In Matter of Dexter v. Town Bd. of Town of Gates., 36 NY2d 102, 105, 324 NE2d 870, 365 NYS2d 506 (1975), a corporation sought to have the Zoning Board in the Town of Gates rezone certain lands from a residential to a commercial classification so as to permit the development of a retail shopping center.
Although the zoning board granted the reclassification, it imposed several conditions, one of which provided that "the application for the construction of a retail supermarket by the corporation and related commercial structures, shall inure to the benefit of the corporation only, and for that specific purpose only" (Matter of Dexter v. Town Bd., 36 NY2d at 104).
The Court of Appeals invalidated the condition, holding that although a local zoning board may impose "appropriate conditions and safeguards in conjunction with a change of zone or a grant of a variance or special permit," those conditions "must be reasonable and relate only to the real estate involved without regard to the person who owns or occupies it" (Matter of Dexter v. Town Bd., 36 NY2d at 105).
The Court recognized that "all too often the administrative or legislative determination seems to turn on the identity of the applicant or intended user, rather than upon neutral planning and zoning principles." (Matter of Dexter v. Town Bd., 36 NY2d at 105)

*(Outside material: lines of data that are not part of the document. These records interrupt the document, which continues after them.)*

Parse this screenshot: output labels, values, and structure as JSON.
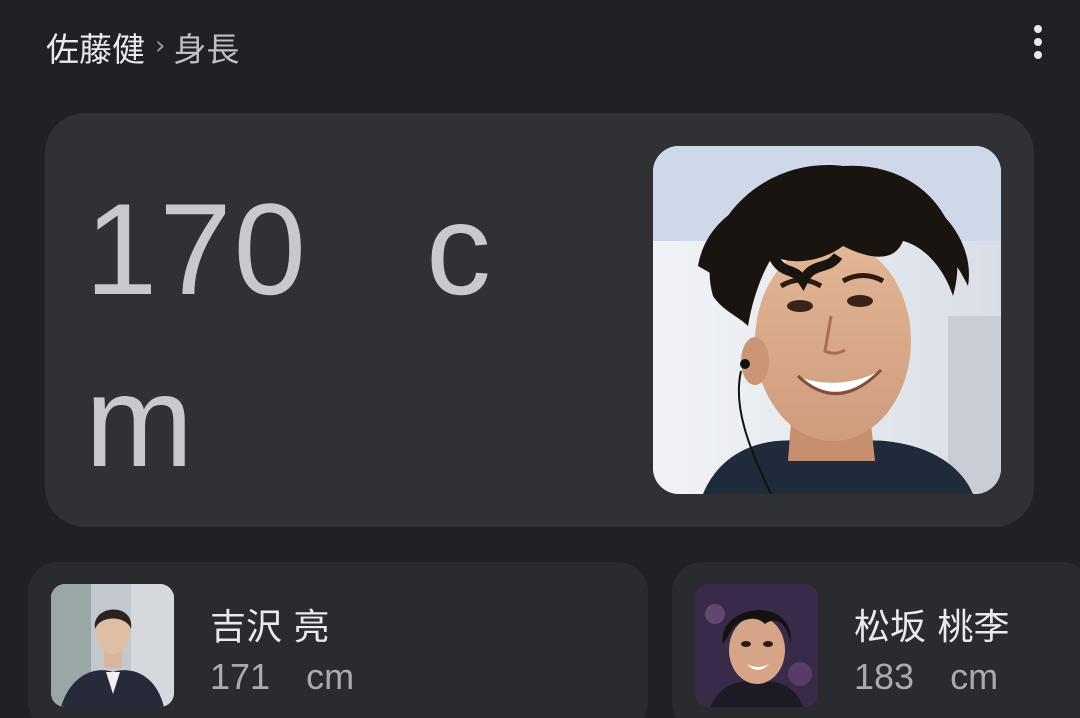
{
  "breadcrumb": {
    "entity": "佐藤健",
    "separator": "›",
    "attribute": "身長"
  },
  "menu": {
    "icon": "more-vert-icon"
  },
  "answer": {
    "value_text": "170 cm",
    "photo_subject": "佐藤健"
  },
  "related": [
    {
      "name": "吉沢 亮",
      "height": "171",
      "unit": "cm"
    },
    {
      "name": "松坂 桃李",
      "height": "183",
      "unit": "cm"
    }
  ],
  "colors": {
    "background": "#202124",
    "card": "#303134",
    "related_card": "#2a2b2e",
    "text_primary": "#e8eaed",
    "text_secondary": "#a8abaf"
  }
}
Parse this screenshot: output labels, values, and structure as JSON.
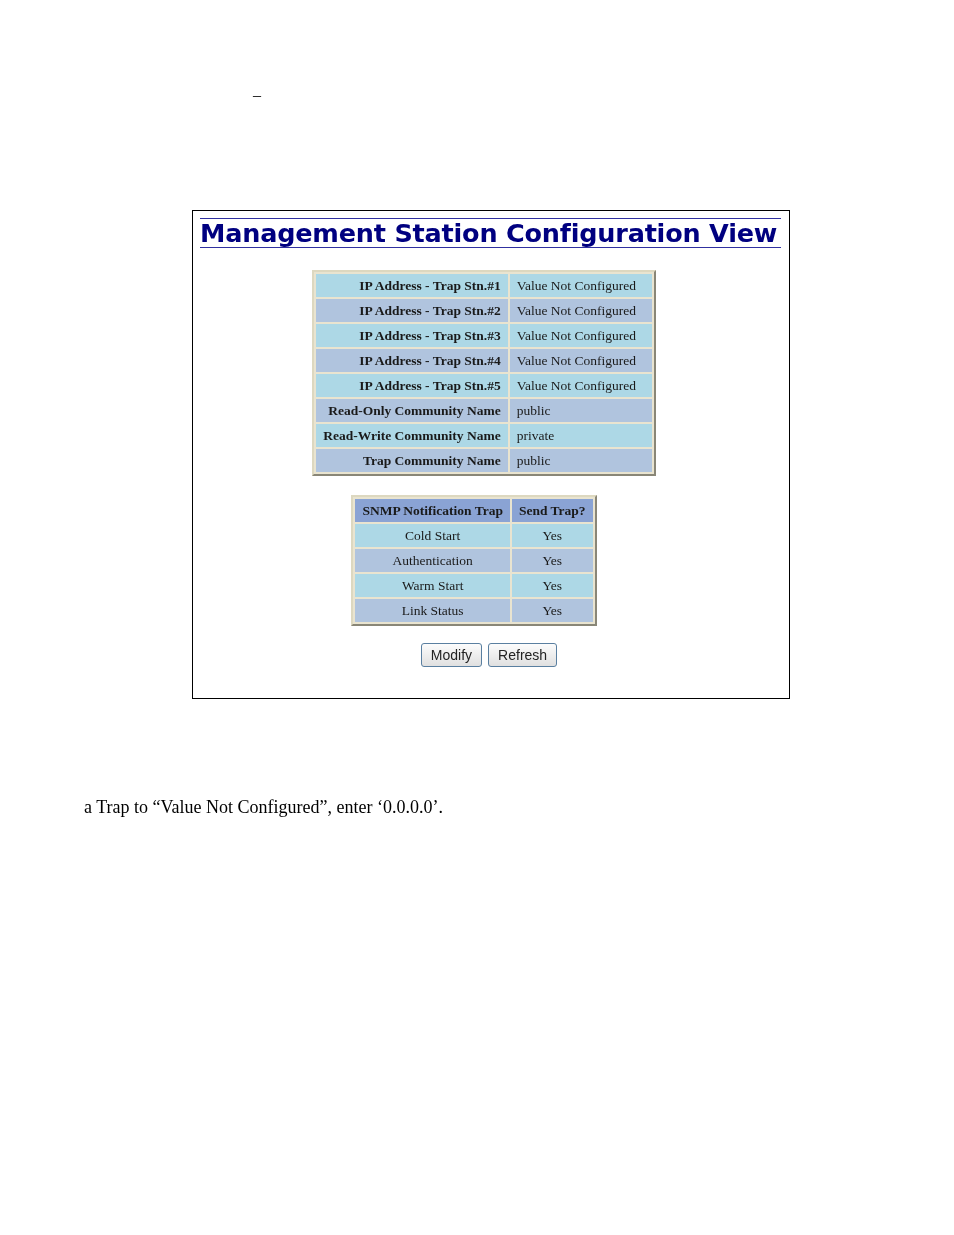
{
  "stray_mark": "_",
  "screen": {
    "title": "Management Station Configuration View",
    "settings_table": {
      "rows": [
        {
          "label": "IP Address - Trap Stn.#1",
          "value": "Value Not Configured"
        },
        {
          "label": "IP Address - Trap Stn.#2",
          "value": "Value Not Configured"
        },
        {
          "label": "IP Address - Trap Stn.#3",
          "value": "Value Not Configured"
        },
        {
          "label": "IP Address - Trap Stn.#4",
          "value": "Value Not Configured"
        },
        {
          "label": "IP Address - Trap Stn.#5",
          "value": "Value Not Configured"
        },
        {
          "label": "Read-Only Community Name",
          "value": "public"
        },
        {
          "label": "Read-Write Community Name",
          "value": "private"
        },
        {
          "label": "Trap Community Name",
          "value": "public"
        }
      ]
    },
    "trap_table": {
      "columns": [
        "SNMP Notification Trap",
        "Send Trap?"
      ],
      "rows": [
        {
          "trap": "Cold Start",
          "send": "Yes"
        },
        {
          "trap": "Authentication",
          "send": "Yes"
        },
        {
          "trap": "Warm Start",
          "send": "Yes"
        },
        {
          "trap": "Link Status",
          "send": "Yes"
        }
      ]
    },
    "buttons": [
      "Modify",
      "Refresh"
    ]
  },
  "body_text": "a Trap to “Value Not Configured”, enter ‘0.0.0.0’."
}
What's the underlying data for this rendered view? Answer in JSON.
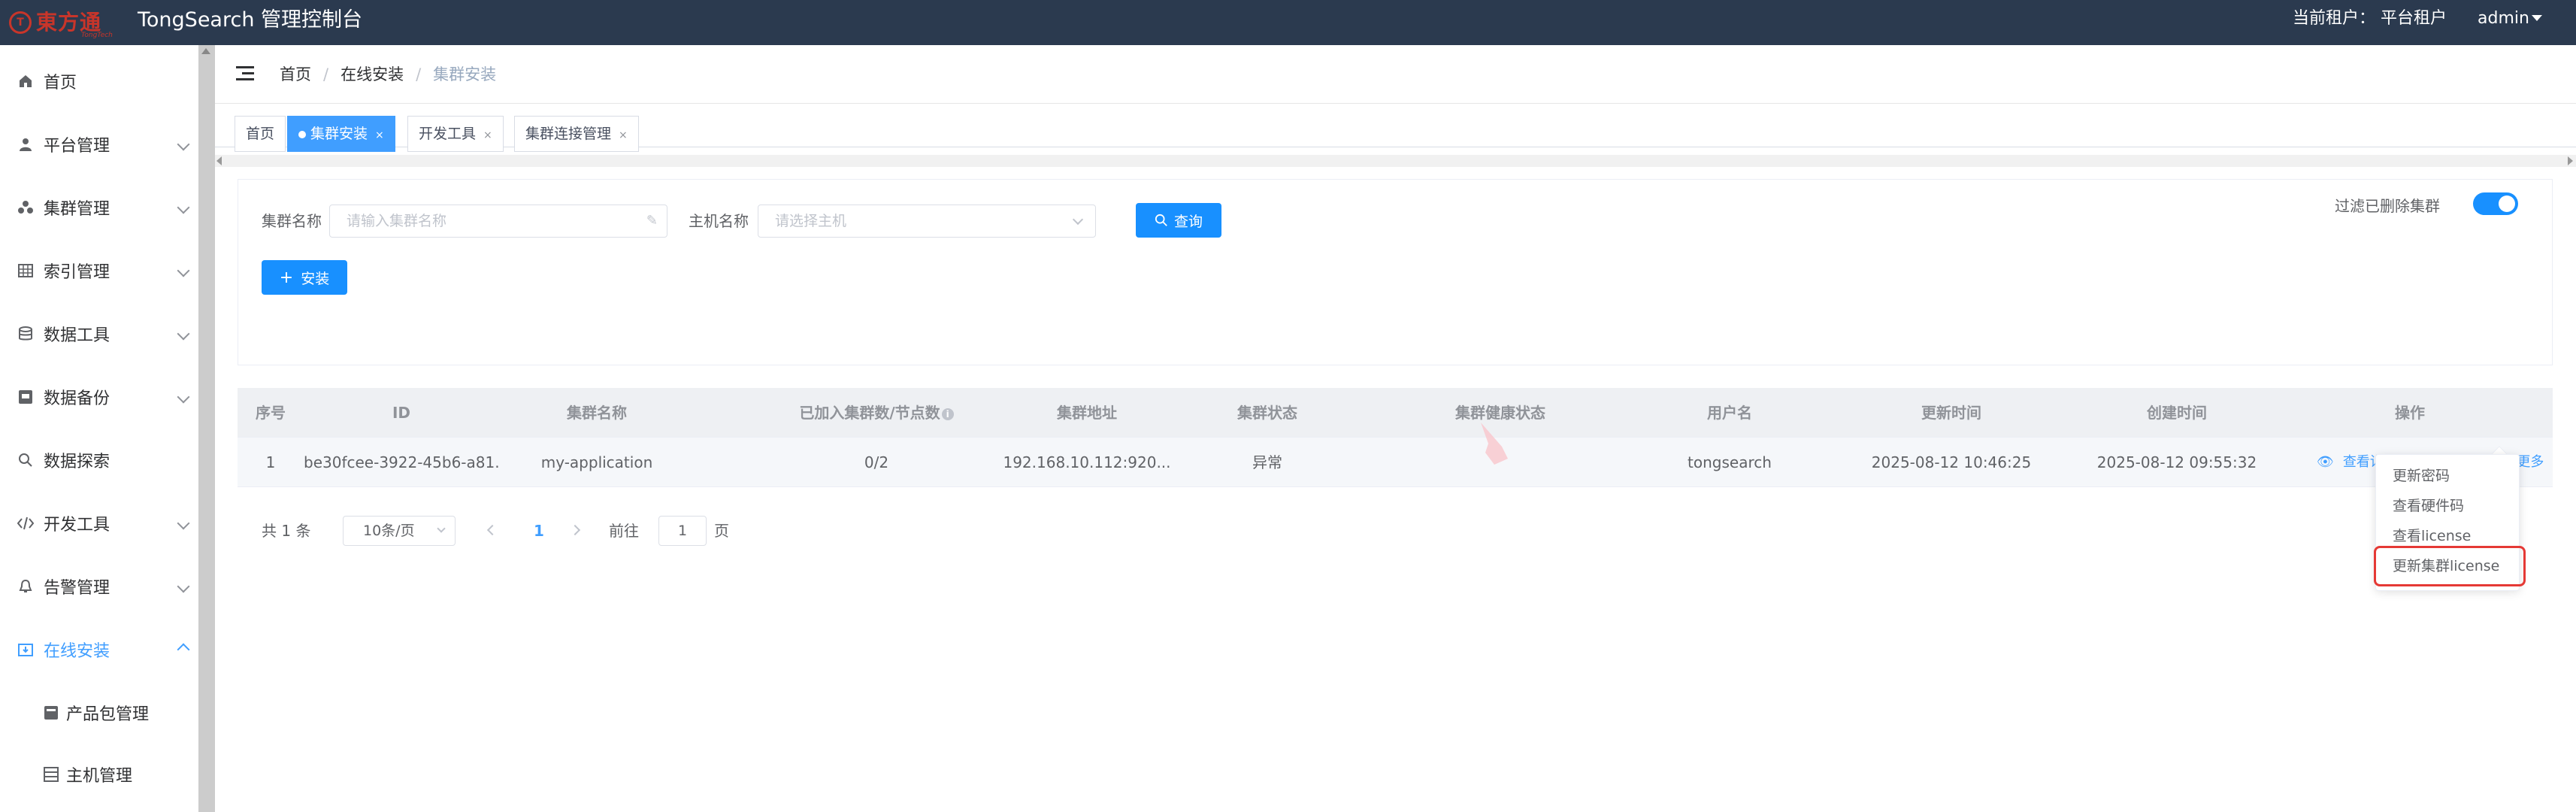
{
  "header": {
    "logo_text": "東方通",
    "logo_sub": "TongTech",
    "app_title": "TongSearch 管理控制台",
    "tenant_text": "当前租户：  平台租户",
    "user": "admin"
  },
  "sidebar": {
    "items": [
      {
        "label": "首页",
        "icon": "home-icon"
      },
      {
        "label": "平台管理",
        "icon": "user-icon"
      },
      {
        "label": "集群管理",
        "icon": "cluster-icon"
      },
      {
        "label": "索引管理",
        "icon": "table-icon"
      },
      {
        "label": "数据工具",
        "icon": "database-icon"
      },
      {
        "label": "数据备份",
        "icon": "backup-icon"
      },
      {
        "label": "数据探索",
        "icon": "search-icon"
      },
      {
        "label": "开发工具",
        "icon": "code-icon"
      },
      {
        "label": "告警管理",
        "icon": "bell-icon"
      },
      {
        "label": "在线安装",
        "icon": "install-icon"
      },
      {
        "label": "产品包管理",
        "icon": "package-icon"
      },
      {
        "label": "主机管理",
        "icon": "host-icon"
      }
    ]
  },
  "breadcrumb": {
    "home": "首页",
    "parent": "在线安装",
    "current": "集群安装"
  },
  "tabs": [
    {
      "label": "首页"
    },
    {
      "label": "集群安装"
    },
    {
      "label": "开发工具"
    },
    {
      "label": "集群连接管理"
    }
  ],
  "search": {
    "cluster_label": "集群名称",
    "cluster_placeholder": "请输入集群名称",
    "host_label": "主机名称",
    "host_placeholder": "请选择主机",
    "query_button": "查询",
    "install_button": "安装",
    "filter_label": "过滤已删除集群"
  },
  "table": {
    "headers": [
      "序号",
      "ID",
      "集群名称",
      "已加入集群数/节点数",
      "集群地址",
      "集群状态",
      "集群健康状态",
      "用户名",
      "更新时间",
      "创建时间",
      "操作"
    ],
    "rows": [
      [
        "1",
        "be30fcee-3922-45b6-a81...",
        "my-application",
        "0/2",
        "192.168.10.112:920...",
        "异常",
        "",
        "tongsearch",
        "2025-08-12 10:46:25",
        "2025-08-12 09:55:32"
      ]
    ],
    "ops": {
      "view": "查看详情",
      "delete": "删除",
      "more": "更多"
    }
  },
  "pager": {
    "total": "共 1 条",
    "page_size": "10条/页",
    "current": "1",
    "goto_label": "前往",
    "goto_value": "1",
    "page_unit": "页"
  },
  "dropdown": [
    "更新密码",
    "查看硬件码",
    "查看license",
    "更新集群license"
  ]
}
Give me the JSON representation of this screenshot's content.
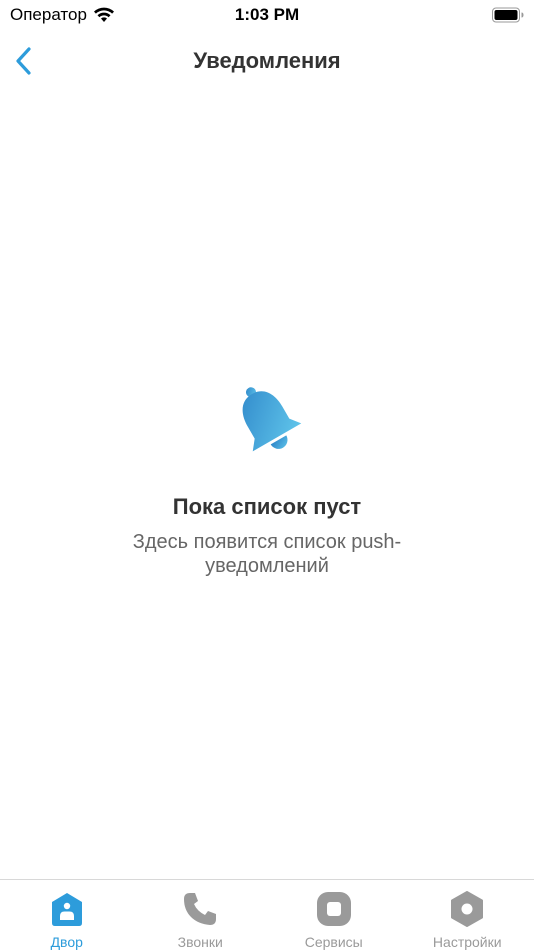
{
  "status_bar": {
    "carrier": "Оператор",
    "time": "1:03 PM"
  },
  "nav": {
    "title": "Уведомления"
  },
  "empty_state": {
    "title": "Пока список пуст",
    "subtitle": "Здесь появится список push-уведомлений",
    "icon": "bell-icon"
  },
  "tabs": [
    {
      "label": "Двор",
      "icon": "home-icon",
      "active": true
    },
    {
      "label": "Звонки",
      "icon": "phone-icon",
      "active": false
    },
    {
      "label": "Сервисы",
      "icon": "services-icon",
      "active": false
    },
    {
      "label": "Настройки",
      "icon": "settings-icon",
      "active": false
    }
  ],
  "colors": {
    "accent": "#2d9cdb",
    "inactive": "#9a9a9a"
  }
}
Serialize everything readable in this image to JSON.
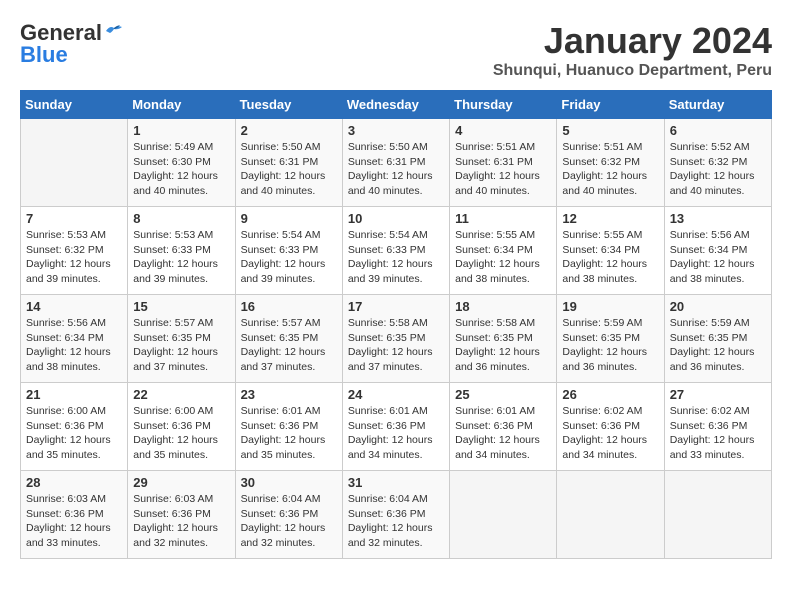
{
  "header": {
    "logo_general": "General",
    "logo_blue": "Blue",
    "title": "January 2024",
    "subtitle": "Shunqui, Huanuco Department, Peru"
  },
  "days_of_week": [
    "Sunday",
    "Monday",
    "Tuesday",
    "Wednesday",
    "Thursday",
    "Friday",
    "Saturday"
  ],
  "weeks": [
    [
      {
        "day": "",
        "sunrise": "",
        "sunset": "",
        "daylight": ""
      },
      {
        "day": "1",
        "sunrise": "Sunrise: 5:49 AM",
        "sunset": "Sunset: 6:30 PM",
        "daylight": "Daylight: 12 hours and 40 minutes."
      },
      {
        "day": "2",
        "sunrise": "Sunrise: 5:50 AM",
        "sunset": "Sunset: 6:31 PM",
        "daylight": "Daylight: 12 hours and 40 minutes."
      },
      {
        "day": "3",
        "sunrise": "Sunrise: 5:50 AM",
        "sunset": "Sunset: 6:31 PM",
        "daylight": "Daylight: 12 hours and 40 minutes."
      },
      {
        "day": "4",
        "sunrise": "Sunrise: 5:51 AM",
        "sunset": "Sunset: 6:31 PM",
        "daylight": "Daylight: 12 hours and 40 minutes."
      },
      {
        "day": "5",
        "sunrise": "Sunrise: 5:51 AM",
        "sunset": "Sunset: 6:32 PM",
        "daylight": "Daylight: 12 hours and 40 minutes."
      },
      {
        "day": "6",
        "sunrise": "Sunrise: 5:52 AM",
        "sunset": "Sunset: 6:32 PM",
        "daylight": "Daylight: 12 hours and 40 minutes."
      }
    ],
    [
      {
        "day": "7",
        "sunrise": "Sunrise: 5:53 AM",
        "sunset": "Sunset: 6:32 PM",
        "daylight": "Daylight: 12 hours and 39 minutes."
      },
      {
        "day": "8",
        "sunrise": "Sunrise: 5:53 AM",
        "sunset": "Sunset: 6:33 PM",
        "daylight": "Daylight: 12 hours and 39 minutes."
      },
      {
        "day": "9",
        "sunrise": "Sunrise: 5:54 AM",
        "sunset": "Sunset: 6:33 PM",
        "daylight": "Daylight: 12 hours and 39 minutes."
      },
      {
        "day": "10",
        "sunrise": "Sunrise: 5:54 AM",
        "sunset": "Sunset: 6:33 PM",
        "daylight": "Daylight: 12 hours and 39 minutes."
      },
      {
        "day": "11",
        "sunrise": "Sunrise: 5:55 AM",
        "sunset": "Sunset: 6:34 PM",
        "daylight": "Daylight: 12 hours and 38 minutes."
      },
      {
        "day": "12",
        "sunrise": "Sunrise: 5:55 AM",
        "sunset": "Sunset: 6:34 PM",
        "daylight": "Daylight: 12 hours and 38 minutes."
      },
      {
        "day": "13",
        "sunrise": "Sunrise: 5:56 AM",
        "sunset": "Sunset: 6:34 PM",
        "daylight": "Daylight: 12 hours and 38 minutes."
      }
    ],
    [
      {
        "day": "14",
        "sunrise": "Sunrise: 5:56 AM",
        "sunset": "Sunset: 6:34 PM",
        "daylight": "Daylight: 12 hours and 38 minutes."
      },
      {
        "day": "15",
        "sunrise": "Sunrise: 5:57 AM",
        "sunset": "Sunset: 6:35 PM",
        "daylight": "Daylight: 12 hours and 37 minutes."
      },
      {
        "day": "16",
        "sunrise": "Sunrise: 5:57 AM",
        "sunset": "Sunset: 6:35 PM",
        "daylight": "Daylight: 12 hours and 37 minutes."
      },
      {
        "day": "17",
        "sunrise": "Sunrise: 5:58 AM",
        "sunset": "Sunset: 6:35 PM",
        "daylight": "Daylight: 12 hours and 37 minutes."
      },
      {
        "day": "18",
        "sunrise": "Sunrise: 5:58 AM",
        "sunset": "Sunset: 6:35 PM",
        "daylight": "Daylight: 12 hours and 36 minutes."
      },
      {
        "day": "19",
        "sunrise": "Sunrise: 5:59 AM",
        "sunset": "Sunset: 6:35 PM",
        "daylight": "Daylight: 12 hours and 36 minutes."
      },
      {
        "day": "20",
        "sunrise": "Sunrise: 5:59 AM",
        "sunset": "Sunset: 6:35 PM",
        "daylight": "Daylight: 12 hours and 36 minutes."
      }
    ],
    [
      {
        "day": "21",
        "sunrise": "Sunrise: 6:00 AM",
        "sunset": "Sunset: 6:36 PM",
        "daylight": "Daylight: 12 hours and 35 minutes."
      },
      {
        "day": "22",
        "sunrise": "Sunrise: 6:00 AM",
        "sunset": "Sunset: 6:36 PM",
        "daylight": "Daylight: 12 hours and 35 minutes."
      },
      {
        "day": "23",
        "sunrise": "Sunrise: 6:01 AM",
        "sunset": "Sunset: 6:36 PM",
        "daylight": "Daylight: 12 hours and 35 minutes."
      },
      {
        "day": "24",
        "sunrise": "Sunrise: 6:01 AM",
        "sunset": "Sunset: 6:36 PM",
        "daylight": "Daylight: 12 hours and 34 minutes."
      },
      {
        "day": "25",
        "sunrise": "Sunrise: 6:01 AM",
        "sunset": "Sunset: 6:36 PM",
        "daylight": "Daylight: 12 hours and 34 minutes."
      },
      {
        "day": "26",
        "sunrise": "Sunrise: 6:02 AM",
        "sunset": "Sunset: 6:36 PM",
        "daylight": "Daylight: 12 hours and 34 minutes."
      },
      {
        "day": "27",
        "sunrise": "Sunrise: 6:02 AM",
        "sunset": "Sunset: 6:36 PM",
        "daylight": "Daylight: 12 hours and 33 minutes."
      }
    ],
    [
      {
        "day": "28",
        "sunrise": "Sunrise: 6:03 AM",
        "sunset": "Sunset: 6:36 PM",
        "daylight": "Daylight: 12 hours and 33 minutes."
      },
      {
        "day": "29",
        "sunrise": "Sunrise: 6:03 AM",
        "sunset": "Sunset: 6:36 PM",
        "daylight": "Daylight: 12 hours and 32 minutes."
      },
      {
        "day": "30",
        "sunrise": "Sunrise: 6:04 AM",
        "sunset": "Sunset: 6:36 PM",
        "daylight": "Daylight: 12 hours and 32 minutes."
      },
      {
        "day": "31",
        "sunrise": "Sunrise: 6:04 AM",
        "sunset": "Sunset: 6:36 PM",
        "daylight": "Daylight: 12 hours and 32 minutes."
      },
      {
        "day": "",
        "sunrise": "",
        "sunset": "",
        "daylight": ""
      },
      {
        "day": "",
        "sunrise": "",
        "sunset": "",
        "daylight": ""
      },
      {
        "day": "",
        "sunrise": "",
        "sunset": "",
        "daylight": ""
      }
    ]
  ]
}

The Court of Appeals characterized this approach as error and a "lack of adherence to the fundamental rule that zoning deals basically with land use and not with the person who owns or occupies it" (Matter of Dexter v. Town Bd. 36 NY2d at 105).